- [Problem details]
Below are the records; tally the lines in them that include the word "FCKL" and reply with the number alone.

[App and web page records]
»»

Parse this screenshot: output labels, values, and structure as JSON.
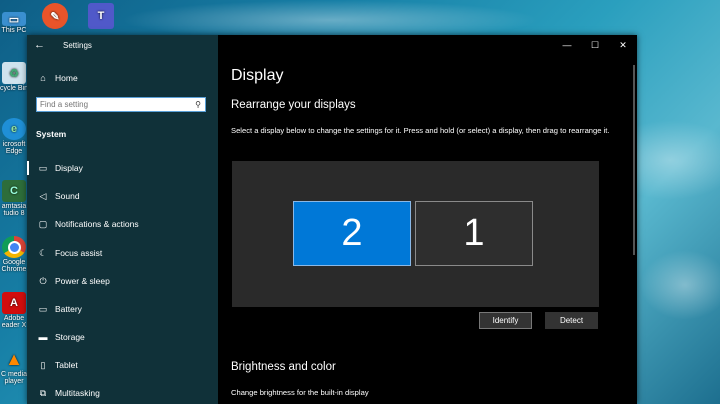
{
  "desktop": {
    "icons": [
      {
        "label": "This PC",
        "icon": "this-pc-icon"
      },
      {
        "label": "",
        "icon": "paint-app-icon"
      },
      {
        "label": "",
        "icon": "teams-icon"
      },
      {
        "label": "cycle Bin",
        "icon": "recycle-bin-icon"
      },
      {
        "label": "icrosoft Edge",
        "icon": "edge-icon"
      },
      {
        "label": "amtasia tudio 8",
        "icon": "camtasia-icon"
      },
      {
        "label": "Google Chrome",
        "icon": "chrome-icon"
      },
      {
        "label": "Adobe eader X",
        "icon": "adobe-reader-icon"
      },
      {
        "label": "C media player",
        "icon": "vlc-icon"
      }
    ]
  },
  "window": {
    "title": "Settings",
    "caption": {
      "minimize": "—",
      "maximize": "☐",
      "close": "✕"
    }
  },
  "sidebar": {
    "home": "Home",
    "search_placeholder": "Find a setting",
    "section": "System",
    "items": [
      {
        "label": "Display",
        "icon": "monitor-icon",
        "glyph": "▭"
      },
      {
        "label": "Sound",
        "icon": "speaker-icon",
        "glyph": "🔈"
      },
      {
        "label": "Notifications & actions",
        "icon": "notification-icon",
        "glyph": "▢"
      },
      {
        "label": "Focus assist",
        "icon": "moon-icon",
        "glyph": "☾"
      },
      {
        "label": "Power & sleep",
        "icon": "power-icon",
        "glyph": "⏻"
      },
      {
        "label": "Battery",
        "icon": "battery-icon",
        "glyph": "▭"
      },
      {
        "label": "Storage",
        "icon": "storage-icon",
        "glyph": "▬"
      },
      {
        "label": "Tablet",
        "icon": "tablet-icon",
        "glyph": "▯"
      },
      {
        "label": "Multitasking",
        "icon": "multitasking-icon",
        "glyph": "⧉"
      }
    ]
  },
  "main": {
    "page_title": "Display",
    "rearrange_heading": "Rearrange your displays",
    "rearrange_desc": "Select a display below to change the settings for it. Press and hold (or select) a display, then drag to rearrange it.",
    "monitors": [
      {
        "number": "2",
        "selected": true
      },
      {
        "number": "1",
        "selected": false
      }
    ],
    "identify_button": "Identify",
    "detect_button": "Detect",
    "brightness_heading": "Brightness and color",
    "brightness_desc": "Change brightness for the built-in display"
  },
  "colors": {
    "accent": "#0078d7",
    "window_bg": "#000000",
    "sidebar_bg": "#143c46"
  }
}
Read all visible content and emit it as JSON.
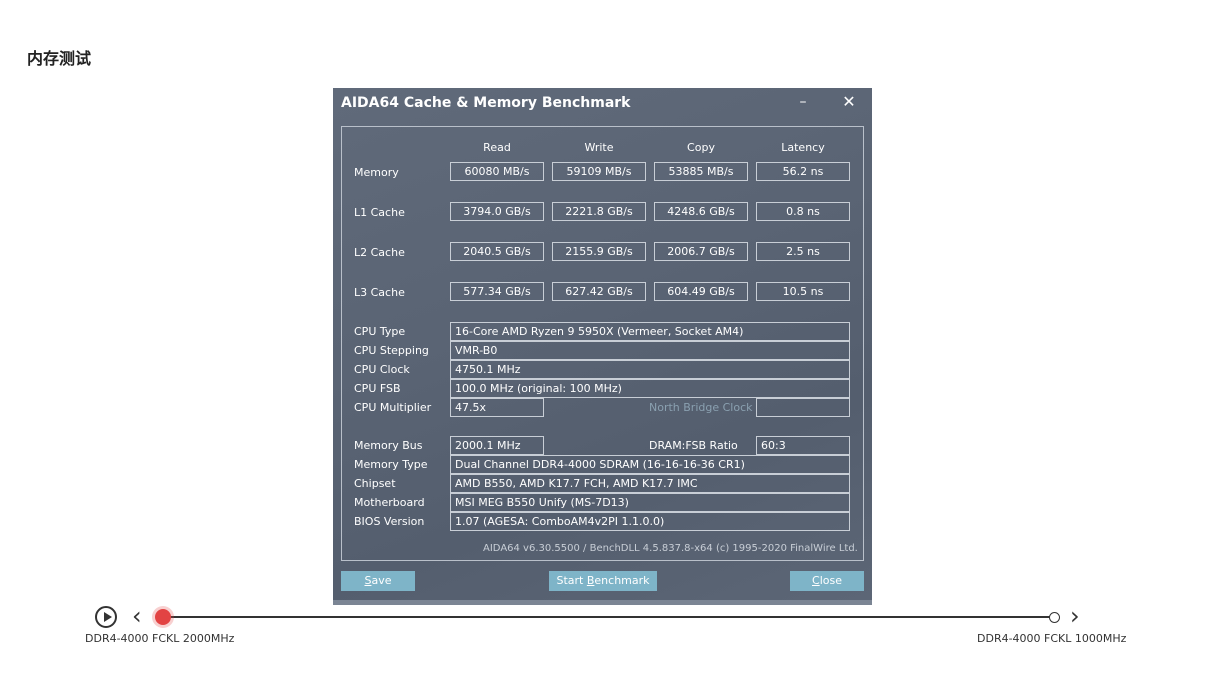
{
  "page": {
    "title": "内存测试"
  },
  "window": {
    "title": "AIDA64 Cache & Memory Benchmark",
    "minimize_label": "–",
    "close_label": "✕",
    "columns": [
      "Read",
      "Write",
      "Copy",
      "Latency"
    ],
    "results": [
      {
        "label": "Memory",
        "values": [
          "60080 MB/s",
          "59109 MB/s",
          "53885 MB/s",
          "56.2 ns"
        ]
      },
      {
        "label": "L1 Cache",
        "values": [
          "3794.0 GB/s",
          "2221.8 GB/s",
          "4248.6 GB/s",
          "0.8 ns"
        ]
      },
      {
        "label": "L2 Cache",
        "values": [
          "2040.5 GB/s",
          "2155.9 GB/s",
          "2006.7 GB/s",
          "2.5 ns"
        ]
      },
      {
        "label": "L3 Cache",
        "values": [
          "577.34 GB/s",
          "627.42 GB/s",
          "604.49 GB/s",
          "10.5 ns"
        ]
      }
    ],
    "cpu": {
      "type_label": "CPU Type",
      "type_value": "16-Core AMD Ryzen 9 5950X  (Vermeer, Socket AM4)",
      "stepping_label": "CPU Stepping",
      "stepping_value": "VMR-B0",
      "clock_label": "CPU Clock",
      "clock_value": "4750.1 MHz",
      "fsb_label": "CPU FSB",
      "fsb_value": "100.0 MHz  (original: 100 MHz)",
      "multiplier_label": "CPU Multiplier",
      "multiplier_value": "47.5x",
      "nb_clock_label": "North Bridge Clock",
      "nb_clock_value": ""
    },
    "memory": {
      "bus_label": "Memory Bus",
      "bus_value": "2000.1 MHz",
      "ratio_label": "DRAM:FSB Ratio",
      "ratio_value": "60:3",
      "type_label": "Memory Type",
      "type_value": "Dual Channel DDR4-4000 SDRAM  (16-16-16-36 CR1)",
      "chipset_label": "Chipset",
      "chipset_value": "AMD B550, AMD K17.7 FCH, AMD K17.7 IMC",
      "motherboard_label": "Motherboard",
      "motherboard_value": "MSI MEG B550 Unify (MS-7D13)",
      "bios_label": "BIOS Version",
      "bios_value": "1.07  (AGESA: ComboAM4v2PI 1.1.0.0)"
    },
    "footer": "AIDA64 v6.30.5500 / BenchDLL 4.5.837.8-x64  (c) 1995-2020 FinalWire Ltd.",
    "buttons": {
      "save_ul": "S",
      "save_rest": "ave",
      "start_pre": "Start ",
      "start_ul": "B",
      "start_rest": "enchmark",
      "close_ul": "C",
      "close_rest": "lose"
    }
  },
  "slider": {
    "prev_icon": "‹",
    "next_icon": "›",
    "start_label": "DDR4-4000 FCKL 2000MHz",
    "end_label": "DDR4-4000 FCKL 1000MHz",
    "position": 0,
    "accent": "#e24343"
  }
}
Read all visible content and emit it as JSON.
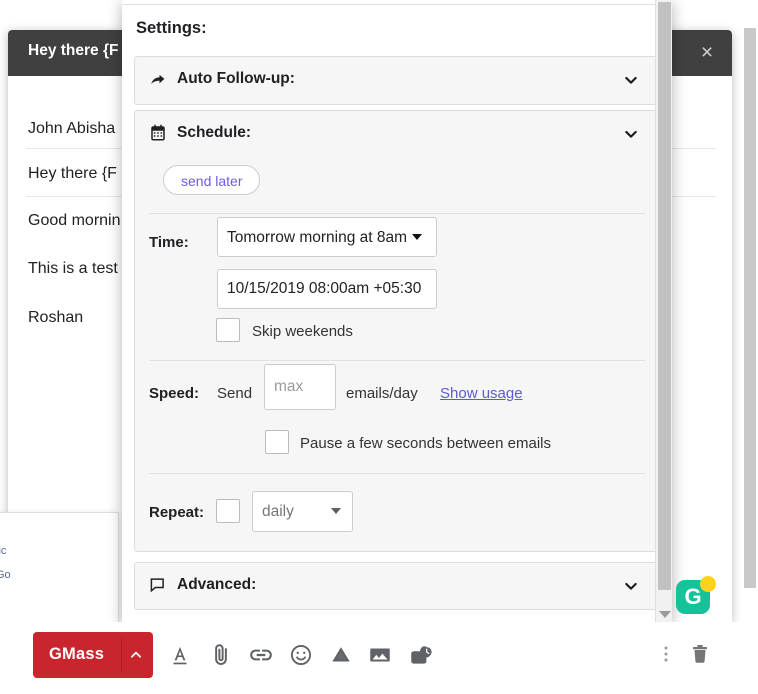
{
  "compose": {
    "subject": "Hey there {F",
    "close_label": "×",
    "rows": [
      "John Abisha",
      "Hey there {F",
      "Good mornin",
      "This is a test",
      "Roshan"
    ]
  },
  "left_peek": {
    "lines": [
      "lic",
      "Go"
    ]
  },
  "settings": {
    "title": "Settings:",
    "sections": {
      "auto_followup": {
        "label": "Auto Follow-up:",
        "icon": "forward-arrow-icon",
        "chevron": "chevron-down-icon"
      },
      "schedule": {
        "label": "Schedule:",
        "icon": "calendar-icon",
        "chevron": "chevron-down-icon",
        "pill_label": "send later",
        "time_label": "Time:",
        "time_selected": "Tomorrow morning at 8am",
        "datetime_value": "10/15/2019 08:00am +05:30",
        "skip_weekends_label": "Skip weekends",
        "speed_label": "Speed:",
        "send_word": "Send",
        "speed_placeholder": "max",
        "emails_per_day_label": "emails/day",
        "show_usage_label": "Show usage",
        "pause_label": "Pause a few seconds between emails",
        "repeat_label": "Repeat:",
        "repeat_selected": "daily"
      },
      "advanced": {
        "label": "Advanced:",
        "icon": "comment-icon",
        "chevron": "chevron-down-icon"
      }
    }
  },
  "toolbar": {
    "gmass_label": "GMass",
    "caret": "caret-up-icon",
    "icons": [
      "text-format-icon",
      "attach-file-icon",
      "insert-link-icon",
      "insert-emoji-icon",
      "google-drive-icon",
      "insert-photo-icon",
      "schedule-send-icon"
    ],
    "right_icons": [
      "more-options-icon",
      "discard-draft-icon"
    ]
  },
  "extension_badge": {
    "letter": "G"
  },
  "colors": {
    "gmass_red": "#c8262c",
    "link_purple": "#5b5bd6",
    "pill_purple": "#6b5ce7",
    "badge_teal": "#15c39a",
    "badge_dot": "#ffd21e"
  }
}
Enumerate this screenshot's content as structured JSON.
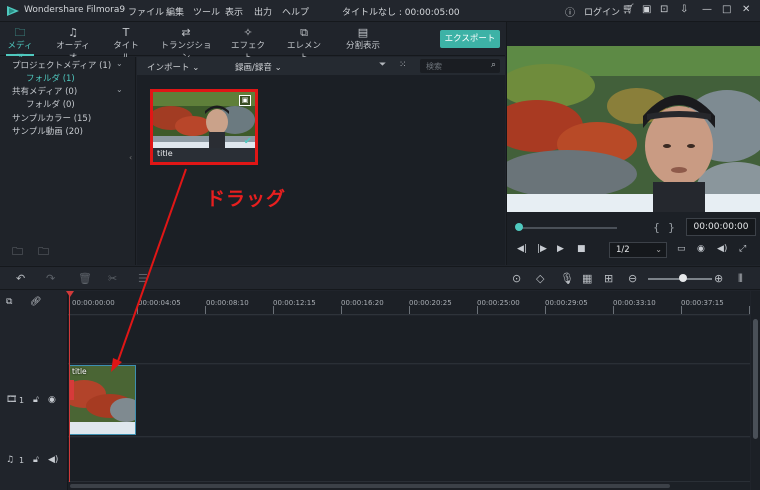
{
  "titlebar": {
    "app_name": "Wondershare Filmora9",
    "menus": [
      "ファイル",
      "編集",
      "ツール",
      "表示",
      "出力",
      "ヘルプ"
    ],
    "doc_title": "タイトルなし : 00:00:05:00",
    "login_label": "ログイン"
  },
  "tabs": [
    {
      "label": "メディア",
      "icon": "folder-icon",
      "active": true
    },
    {
      "label": "オーディオ",
      "icon": "music-note-icon"
    },
    {
      "label": "タイトル",
      "icon": "text-icon"
    },
    {
      "label": "トランジション",
      "icon": "transition-icon"
    },
    {
      "label": "エフェクト",
      "icon": "effects-icon"
    },
    {
      "label": "エレメント",
      "icon": "element-icon"
    },
    {
      "label": "分割表示",
      "icon": "split-screen-icon"
    }
  ],
  "export_label": "エクスポート",
  "tree": {
    "items": [
      {
        "label": "プロジェクトメディア (1)"
      },
      {
        "label": "フォルダ (1)",
        "selected": true
      },
      {
        "label": "共有メディア (0)"
      },
      {
        "label": "フォルダ (0)"
      },
      {
        "label": "サンプルカラー (15)"
      },
      {
        "label": "サンプル動画 (20)"
      }
    ]
  },
  "media_bar": {
    "import_label": "インポート",
    "record_label": "録画/録音",
    "search_placeholder": "検索"
  },
  "media_clip": {
    "title": "title"
  },
  "annotation": {
    "drag_label": "ドラッグ",
    "color": "#e81f1f"
  },
  "preview": {
    "timecode": "00:00:00:00",
    "ratio": "1/2"
  },
  "ruler": {
    "ticks": [
      "00:00:00:00",
      "00:00:04:05",
      "00:00:08:10",
      "00:00:12:15",
      "00:00:16:20",
      "00:00:20:25",
      "00:00:25:00",
      "00:00:29:05",
      "00:00:33:10",
      "00:00:37:15"
    ]
  },
  "timeline": {
    "video_track_num": "1",
    "audio_track_num": "1",
    "clip_title": "title"
  },
  "colors": {
    "accent": "#4fc9bf",
    "highlight": "#e01616",
    "playhead": "#d03a3a"
  }
}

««

- [Response to the task]
2